An example of an appropriate use of blogs is The Tao of Gaming, where Brian often posts his first impressions of games. He has a sharp mind, and it is interesting to read his initial analysis; posting something like this on a broader forum is unwise, especially as it encourages more dull minds to post first impressions. When he is ready for a review, he does cross-post this on the Geek. I hope I do not sound overly curmudgeonly; while I do think that my Usenet experience has been the best so far, I have hopes that this is just part of a painful transition to an ideal end. I understand that the hobby has grown so much that a single, truly democratic forum is only a utopian’s dream, which is why I have focused primarily on the local scene.
That brings us to this blog. What motivated me to initiate it were several recent lists of folks’ favorite blogs; for some inexplicable reason, Eric Landes, Mike Deans, and Chris Brooks keep showing up on these lists. I thought to myself “What do these guys have in common? Oh yeah – I regularly hand them their asses.” That’s right – we’re all in the same gaming group, which most of us affectionately refer to as Rip City Gamers. My gaming thoughts on my own blog get buried in a mound of music posts, so I thought what better way to expose them to more people then to mooch off the established exposure of my comrades.
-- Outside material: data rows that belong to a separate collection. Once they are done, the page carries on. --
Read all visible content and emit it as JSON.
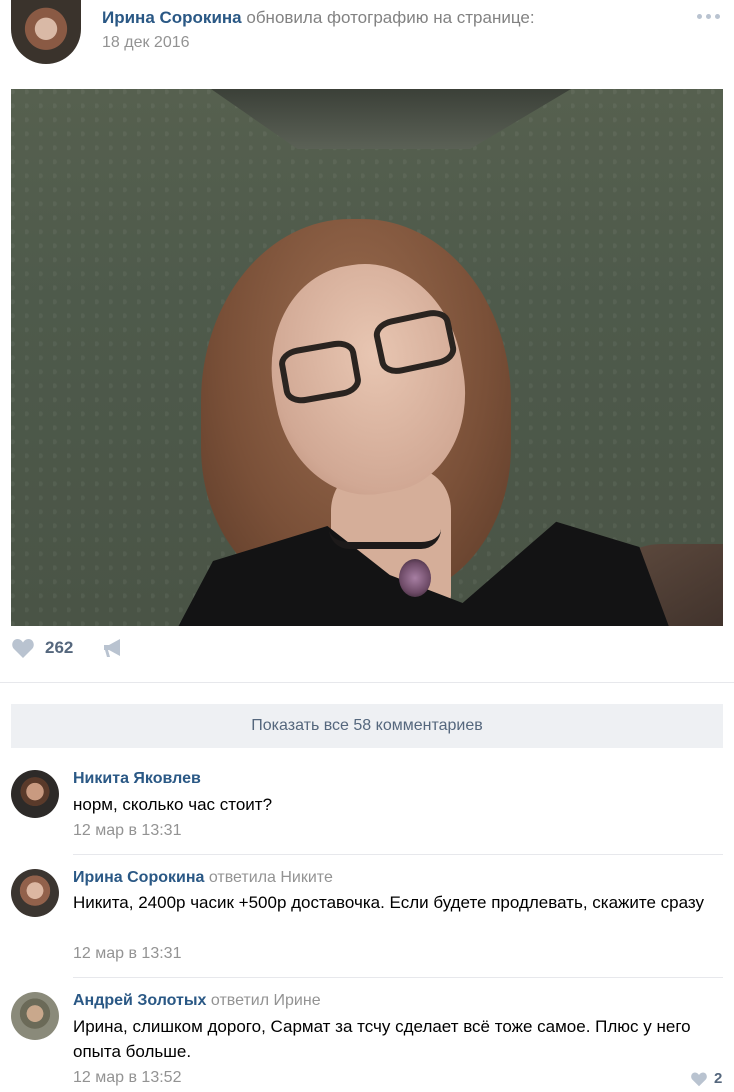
{
  "post": {
    "author": "Ирина Сорокина",
    "action": "обновила фотографию на странице:",
    "date": "18 дек 2016",
    "likes": "262"
  },
  "comments_bar": {
    "show_all_label": "Показать все 58 комментариев"
  },
  "comments": [
    {
      "author": "Никита Яковлев",
      "reply_to": "",
      "text": "норм, сколько час стоит?",
      "date": "12 мар в 13:31",
      "likes": ""
    },
    {
      "author": "Ирина Сорокина",
      "reply_to": "ответила Никите",
      "text": "Никита, 2400р часик +500р доставочка. Если будете продлевать, скажите сразу",
      "date": "12 мар в 13:31",
      "likes": ""
    },
    {
      "author": "Андрей Золотых",
      "reply_to": "ответил Ирине",
      "text": "Ирина, слишком дорого, Сармат за тсчу сделает всё тоже самое. Плюс у него опыта больше.",
      "date": "12 мар в 13:52",
      "likes": "2"
    }
  ],
  "colors": {
    "link": "#2a5885",
    "muted": "#939393",
    "icon": "#b9c3d0",
    "button_bg": "#eef0f3"
  },
  "icons": {
    "like": "heart-icon",
    "share": "megaphone-icon",
    "more": "more-dots-icon"
  }
}
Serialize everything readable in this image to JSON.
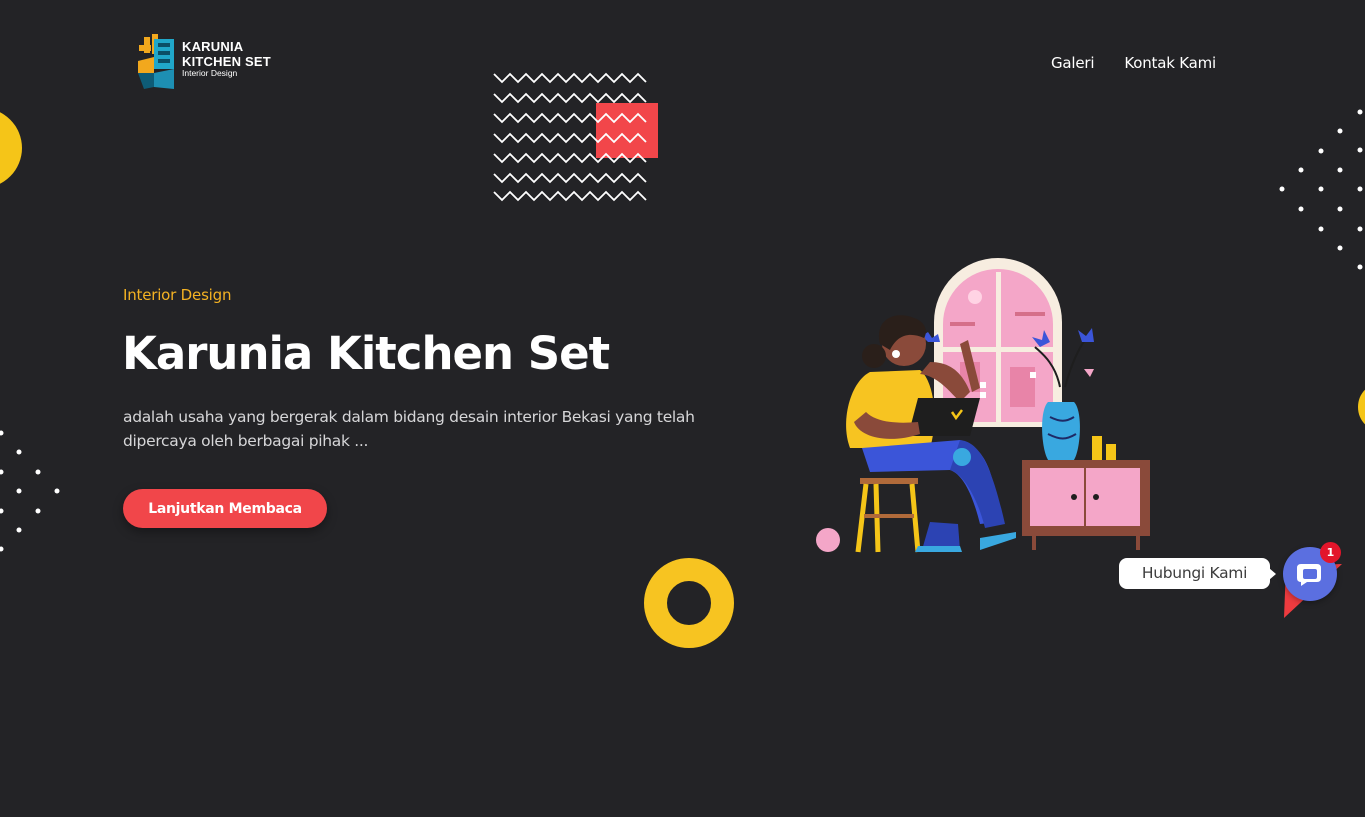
{
  "brand": {
    "line1": "KARUNIA",
    "line2": "KITCHEN SET",
    "tagline": "Interior Design"
  },
  "nav": {
    "items": [
      {
        "label": "Galeri"
      },
      {
        "label": "Kontak Kami"
      }
    ]
  },
  "hero": {
    "eyebrow": "Interior Design",
    "title": "Karunia Kitchen Set",
    "description": "adalah usaha yang bergerak dalam bidang desain interior Bekasi yang telah dipercaya oleh berbagai pihak ...",
    "cta_label": "Lanjutkan Membaca"
  },
  "chat": {
    "label": "Hubungi Kami",
    "badge": "1"
  },
  "colors": {
    "background": "#232326",
    "accent_red": "#f1464a",
    "accent_yellow": "#f5c518",
    "eyebrow_orange": "#f4b223",
    "chat_blue": "#5b6fe0"
  },
  "icons": {
    "logo": "kitchen-set-logo-icon",
    "chat": "chat-bubble-icon"
  }
}
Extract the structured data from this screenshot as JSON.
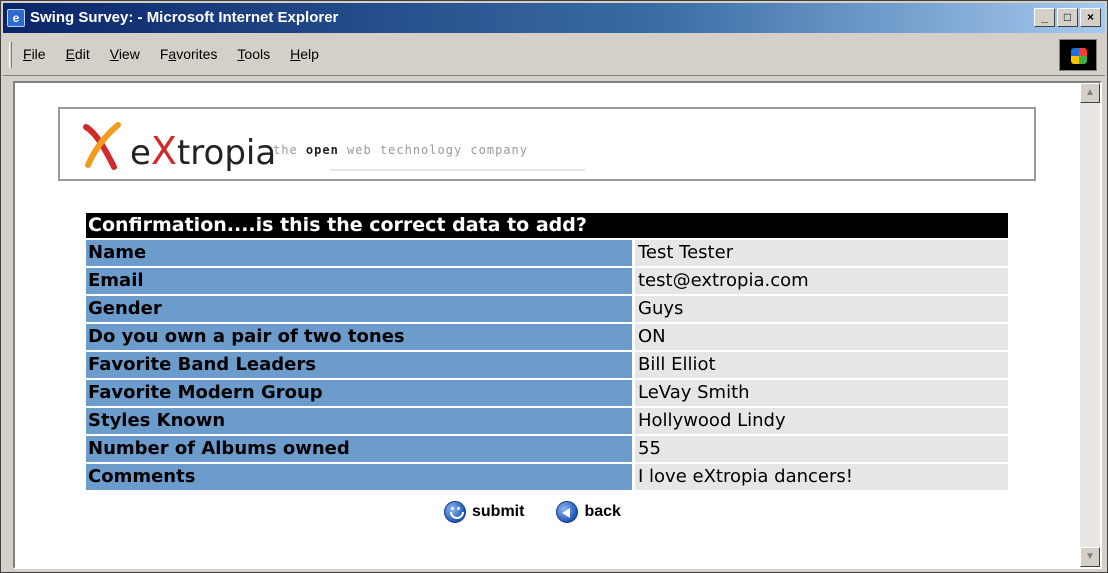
{
  "window": {
    "title": "Swing Survey: - Microsoft Internet Explorer",
    "controls": [
      "_",
      "□",
      "×"
    ]
  },
  "menu": {
    "items": [
      {
        "label": "File",
        "accel": "F"
      },
      {
        "label": "Edit",
        "accel": "E"
      },
      {
        "label": "View",
        "accel": "V"
      },
      {
        "label": "Favorites",
        "accel": "a"
      },
      {
        "label": "Tools",
        "accel": "T"
      },
      {
        "label": "Help",
        "accel": "H"
      }
    ]
  },
  "logo": {
    "word_prefix": "e",
    "word_x": "X",
    "word_rest": "tropia",
    "tag_pre": "the ",
    "tag_bold": "open",
    "tag_post": " web technology company"
  },
  "confirmation": {
    "header": "Confirmation....is this the correct data to add?",
    "rows": [
      {
        "label": "Name",
        "value": "Test Tester"
      },
      {
        "label": "Email",
        "value": "test@extropia.com"
      },
      {
        "label": "Gender",
        "value": "Guys"
      },
      {
        "label": "Do you own a pair of two tones",
        "value": "ON"
      },
      {
        "label": "Favorite Band Leaders",
        "value": "Bill Elliot"
      },
      {
        "label": "Favorite Modern Group",
        "value": "LeVay Smith"
      },
      {
        "label": "Styles Known",
        "value": "Hollywood Lindy"
      },
      {
        "label": "Number of Albums owned",
        "value": "55"
      },
      {
        "label": "Comments",
        "value": "I love eXtropia dancers!"
      }
    ]
  },
  "actions": {
    "submit_label": "submit",
    "back_label": "back"
  },
  "colors": {
    "label_bg": "#6c9ccc",
    "value_bg": "#e6e6e6",
    "header_bg": "#000000",
    "titlebar": "#0a246a"
  }
}
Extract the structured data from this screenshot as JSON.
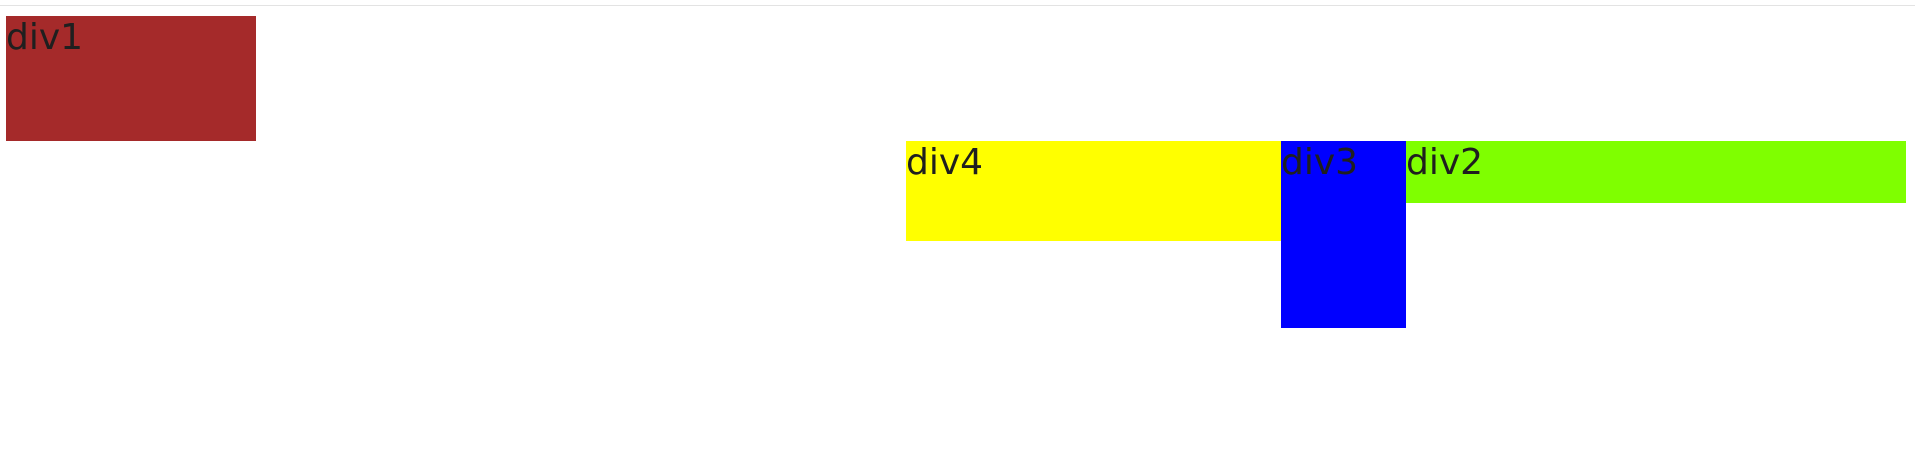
{
  "boxes": {
    "div1": {
      "label": "div1",
      "color": "#a52a2a"
    },
    "div2": {
      "label": "div2",
      "color": "#7fff00"
    },
    "div3": {
      "label": "div3",
      "color": "#0000ff"
    },
    "div4": {
      "label": "div4",
      "color": "#ffff00"
    }
  }
}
The title of the blog is a tongue-in-cheek title I gave to our semi-annual gaming retreat at Doug’s vacation home. Not everyone here appreciates the joke, so if you have a better idea for our blog (ideally with some reference to the Pacific Northwest), we’re all ears. Just propose something in the comments. It’s to be expected that the denizens here will be poking fun at each other. Also, to give our communal blog a unique spin, in the first full week of each month, our blog will feature a Question of the Month that each of us will respond to. Eric is working on the initial one, so I will see you next Monday with my answer to his query.
Until then, don’t get me started on podcasts…